VI. The people of Israel could not but understand that this person was transcendently dear to God, i.e. to the first person in the deity.

VII. The saints in Israel looked on this person as their Mediator, through whom they had acceptance with God in heaven and the forgiveness of their sins, and trusted in him as such.

VIII. The saints in Israel were led to that apprehension, that their prayers and all the sacrifices which were offered in the temple were accepted, and that God was reconciled to those [that] worshipped and made their offerings there, as though atonement were made and a sweet savor offered. Not on account of the value of their offerings as in themselves, but through that person called God’s name who dwelt there as their Mediator, and through his worthiness.

IX. God’s people of old must needs understand that that divine person that had espoused that people, and that formerly went before ’em in the wilderness and dwelt among them as their Lord, protector, Mediator and Redeemer, was he that was in future time come into the world in the human nature, who was the Messiah so often promised.

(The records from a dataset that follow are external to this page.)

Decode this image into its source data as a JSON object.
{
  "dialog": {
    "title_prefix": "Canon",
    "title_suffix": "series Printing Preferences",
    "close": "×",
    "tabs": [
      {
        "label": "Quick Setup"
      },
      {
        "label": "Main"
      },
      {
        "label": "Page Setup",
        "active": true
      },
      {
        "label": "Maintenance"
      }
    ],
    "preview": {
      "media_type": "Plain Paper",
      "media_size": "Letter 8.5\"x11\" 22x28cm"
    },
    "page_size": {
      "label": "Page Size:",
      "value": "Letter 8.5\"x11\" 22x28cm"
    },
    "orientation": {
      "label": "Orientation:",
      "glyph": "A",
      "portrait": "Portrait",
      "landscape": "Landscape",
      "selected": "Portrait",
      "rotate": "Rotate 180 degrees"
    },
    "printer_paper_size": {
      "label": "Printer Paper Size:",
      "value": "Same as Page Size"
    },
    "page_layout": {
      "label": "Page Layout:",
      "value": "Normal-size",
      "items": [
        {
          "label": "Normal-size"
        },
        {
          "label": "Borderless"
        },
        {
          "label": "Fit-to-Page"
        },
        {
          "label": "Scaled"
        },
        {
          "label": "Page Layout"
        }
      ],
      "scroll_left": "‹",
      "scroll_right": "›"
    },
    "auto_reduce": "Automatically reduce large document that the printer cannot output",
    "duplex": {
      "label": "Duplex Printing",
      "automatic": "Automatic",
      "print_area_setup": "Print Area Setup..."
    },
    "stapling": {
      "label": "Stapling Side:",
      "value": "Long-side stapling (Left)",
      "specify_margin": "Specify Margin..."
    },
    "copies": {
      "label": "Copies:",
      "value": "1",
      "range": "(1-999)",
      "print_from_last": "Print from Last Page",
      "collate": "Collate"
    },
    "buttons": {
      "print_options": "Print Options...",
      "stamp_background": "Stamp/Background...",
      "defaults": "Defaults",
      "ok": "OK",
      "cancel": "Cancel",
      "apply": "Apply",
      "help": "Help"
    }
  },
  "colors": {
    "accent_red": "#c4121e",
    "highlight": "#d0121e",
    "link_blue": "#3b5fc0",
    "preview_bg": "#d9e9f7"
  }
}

X. God’s saints in Israel supposed that the Messiah, when he came, or the angel of the covenant, when he should come to dwell amongst men in the human nature, would make an end of their sins and wholly abolish the guilt of then by an atonement which he should make; and that the guilt of their sins, though removed from them and as it were laid upon that divine person who dwelt on the propitiatory in the temple, and was by him taken on himself, yet would not properly [be] abolished and made an end [of] till he should come.

XI. The saints in Israel understood that the way that the Messiah was to make a proper and true atonement for sin, and make an end of it, was by his own suffering and by offering up himself a sacrifice for sin.

XII. God’s people brought and offered their sacrifices, depending upon them for reconciliation to God and acceptance to his favor, no otherwise than as representations of that great sacrifice and atonement of the Messiah, or as having reference and respect to that.

XIII. Such a dependence on the divine Mediator as has been spoken [of] was the revealed and known condition of peace and acceptance with God.

And thus I suppose the saints under the old testament trusted in Christ and were justified by faith in him.

Christology #1

August 11, 2009

Apparently Mark Driscoll is starting a preaching series on Jesus.  He says it will explore both ‘the glory of Jesus as God, and the humility of Jesus as man.’  That’s a common distinction to hear.  Another is that only the humanity of Christ bore our sin on the cross.  (On the grounds that His divinity could not, becuase God cannot die.)  This position is often affirmed by leading UK evangelicals.

It’s time to think about Christology.  Our motto?  ‘One Lord Jesus Christ’.